Which lines below mention "JSON"? Pick each one out.

::: Source data :::

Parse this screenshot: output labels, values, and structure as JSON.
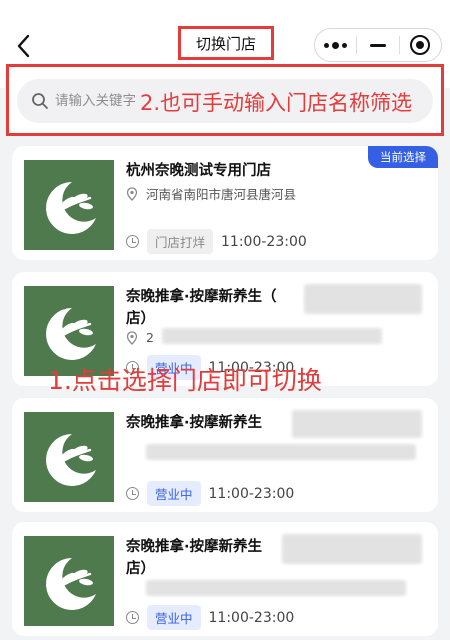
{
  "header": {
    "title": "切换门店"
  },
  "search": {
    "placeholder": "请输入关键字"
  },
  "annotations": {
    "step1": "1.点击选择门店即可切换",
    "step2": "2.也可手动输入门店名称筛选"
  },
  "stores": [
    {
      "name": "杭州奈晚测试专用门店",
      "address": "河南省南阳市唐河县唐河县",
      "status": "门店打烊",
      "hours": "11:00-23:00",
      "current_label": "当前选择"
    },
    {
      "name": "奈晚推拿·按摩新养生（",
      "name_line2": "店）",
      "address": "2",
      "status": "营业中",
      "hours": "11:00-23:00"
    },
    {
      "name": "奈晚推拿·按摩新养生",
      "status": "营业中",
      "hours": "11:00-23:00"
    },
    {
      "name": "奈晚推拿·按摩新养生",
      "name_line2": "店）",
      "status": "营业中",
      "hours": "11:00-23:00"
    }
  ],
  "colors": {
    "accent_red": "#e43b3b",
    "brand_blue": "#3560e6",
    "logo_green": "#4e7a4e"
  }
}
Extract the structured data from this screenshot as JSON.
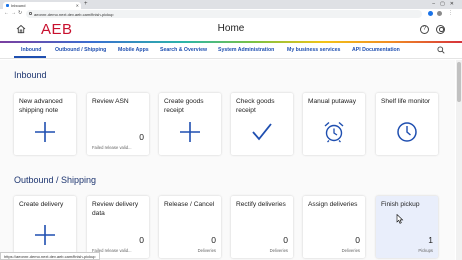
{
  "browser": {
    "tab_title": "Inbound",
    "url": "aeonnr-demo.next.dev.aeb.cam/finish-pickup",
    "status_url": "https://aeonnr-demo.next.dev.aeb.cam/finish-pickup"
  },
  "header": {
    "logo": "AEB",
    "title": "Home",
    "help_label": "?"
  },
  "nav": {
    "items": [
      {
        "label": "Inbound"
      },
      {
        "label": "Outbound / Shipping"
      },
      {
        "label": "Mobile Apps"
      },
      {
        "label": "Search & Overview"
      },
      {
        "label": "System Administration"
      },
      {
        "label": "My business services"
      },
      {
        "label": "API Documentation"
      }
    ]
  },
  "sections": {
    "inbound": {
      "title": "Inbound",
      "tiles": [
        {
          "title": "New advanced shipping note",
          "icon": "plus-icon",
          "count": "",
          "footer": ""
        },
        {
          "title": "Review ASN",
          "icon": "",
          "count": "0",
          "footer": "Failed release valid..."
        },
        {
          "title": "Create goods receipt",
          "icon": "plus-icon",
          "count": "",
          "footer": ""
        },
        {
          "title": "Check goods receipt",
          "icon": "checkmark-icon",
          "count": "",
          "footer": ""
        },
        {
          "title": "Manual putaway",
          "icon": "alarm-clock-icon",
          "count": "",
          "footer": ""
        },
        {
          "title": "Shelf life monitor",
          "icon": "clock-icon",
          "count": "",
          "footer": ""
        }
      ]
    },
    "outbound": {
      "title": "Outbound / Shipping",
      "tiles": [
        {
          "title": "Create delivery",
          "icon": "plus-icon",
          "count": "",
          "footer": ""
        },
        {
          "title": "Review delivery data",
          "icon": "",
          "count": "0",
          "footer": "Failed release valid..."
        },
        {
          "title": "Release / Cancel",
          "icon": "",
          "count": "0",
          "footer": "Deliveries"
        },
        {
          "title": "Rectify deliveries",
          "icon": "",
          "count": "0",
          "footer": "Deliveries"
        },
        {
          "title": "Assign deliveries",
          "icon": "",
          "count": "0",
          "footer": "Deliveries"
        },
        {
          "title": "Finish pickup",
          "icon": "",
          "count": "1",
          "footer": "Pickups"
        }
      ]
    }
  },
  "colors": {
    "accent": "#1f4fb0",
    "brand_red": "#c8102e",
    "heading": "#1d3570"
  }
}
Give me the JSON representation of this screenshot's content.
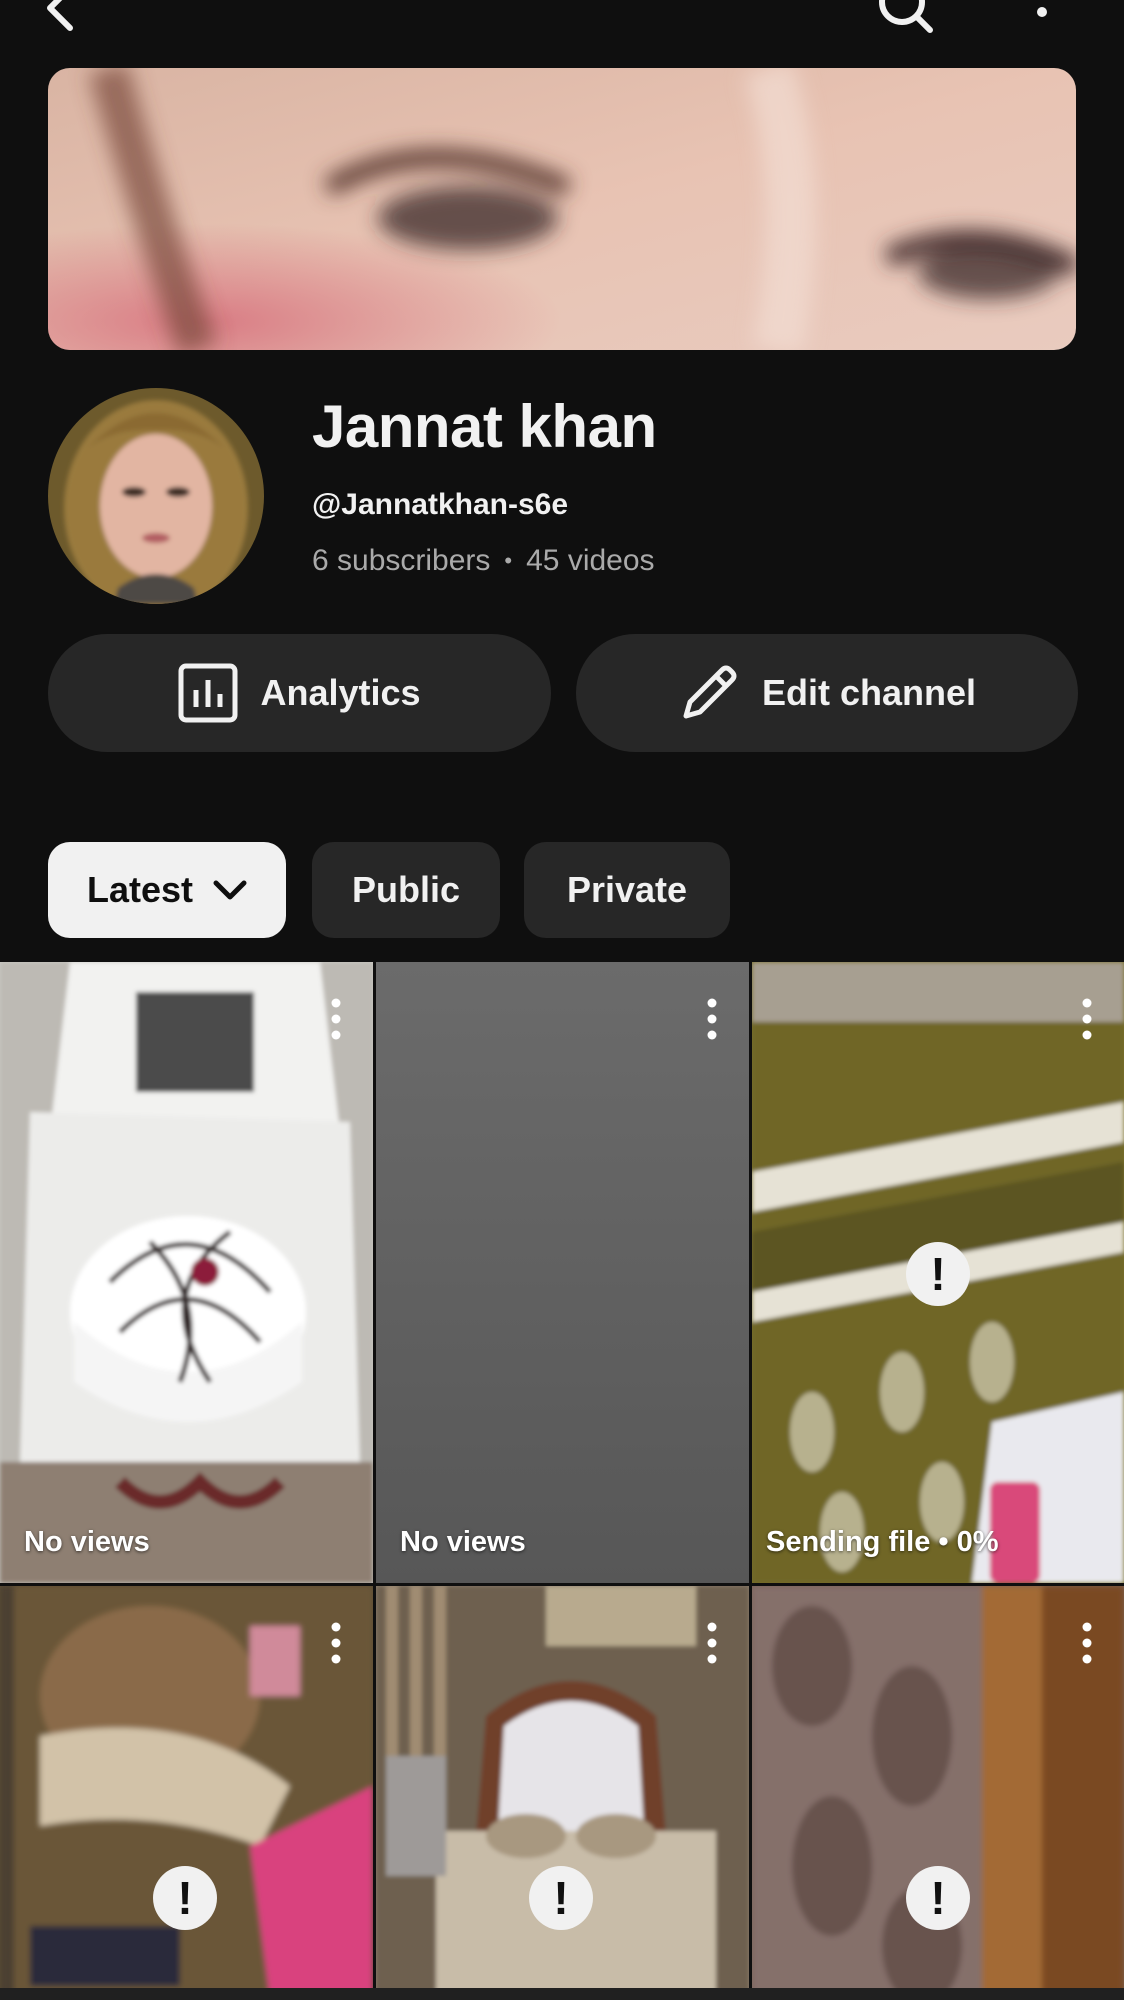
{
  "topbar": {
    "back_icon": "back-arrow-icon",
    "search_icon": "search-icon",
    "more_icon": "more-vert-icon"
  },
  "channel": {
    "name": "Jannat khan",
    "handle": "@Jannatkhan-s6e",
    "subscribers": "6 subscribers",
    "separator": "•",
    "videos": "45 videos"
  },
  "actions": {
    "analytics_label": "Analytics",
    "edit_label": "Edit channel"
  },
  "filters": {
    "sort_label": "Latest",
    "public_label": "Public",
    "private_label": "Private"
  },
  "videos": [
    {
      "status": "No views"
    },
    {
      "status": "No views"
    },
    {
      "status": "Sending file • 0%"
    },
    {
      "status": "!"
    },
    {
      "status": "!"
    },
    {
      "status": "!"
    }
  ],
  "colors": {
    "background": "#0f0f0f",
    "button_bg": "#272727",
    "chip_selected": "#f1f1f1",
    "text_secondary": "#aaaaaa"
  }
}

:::

• Exercise result:
Parse this screenshot: output labels, values, and structure as JSON.
Extract the structured data from this screenshot as JSON.
Give me the JSON representation of this screenshot's content.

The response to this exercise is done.